■ Work required: Return all lines in the material below that contain "false".

================================

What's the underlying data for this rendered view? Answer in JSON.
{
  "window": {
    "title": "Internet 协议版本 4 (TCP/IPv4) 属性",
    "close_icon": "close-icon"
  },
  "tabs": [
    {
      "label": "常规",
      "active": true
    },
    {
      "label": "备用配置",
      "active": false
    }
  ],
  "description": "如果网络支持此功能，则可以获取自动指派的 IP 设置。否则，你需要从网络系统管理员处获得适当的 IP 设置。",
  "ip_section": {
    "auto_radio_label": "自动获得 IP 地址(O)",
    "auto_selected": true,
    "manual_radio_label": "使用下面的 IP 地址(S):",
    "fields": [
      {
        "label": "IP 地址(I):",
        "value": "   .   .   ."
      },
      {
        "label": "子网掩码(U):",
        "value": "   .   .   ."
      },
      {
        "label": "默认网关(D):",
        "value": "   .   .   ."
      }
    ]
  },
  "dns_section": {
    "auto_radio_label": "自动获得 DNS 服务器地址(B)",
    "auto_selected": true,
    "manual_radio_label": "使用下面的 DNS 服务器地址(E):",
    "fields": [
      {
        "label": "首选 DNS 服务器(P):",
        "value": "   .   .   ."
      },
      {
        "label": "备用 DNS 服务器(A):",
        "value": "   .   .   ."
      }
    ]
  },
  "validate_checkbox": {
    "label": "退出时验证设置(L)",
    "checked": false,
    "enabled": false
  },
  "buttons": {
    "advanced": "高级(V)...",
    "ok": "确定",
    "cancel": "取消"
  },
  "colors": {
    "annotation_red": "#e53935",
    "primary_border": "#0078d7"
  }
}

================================

■ Answer to this task:
      "active": false
    "checked": false,
    "enabled": false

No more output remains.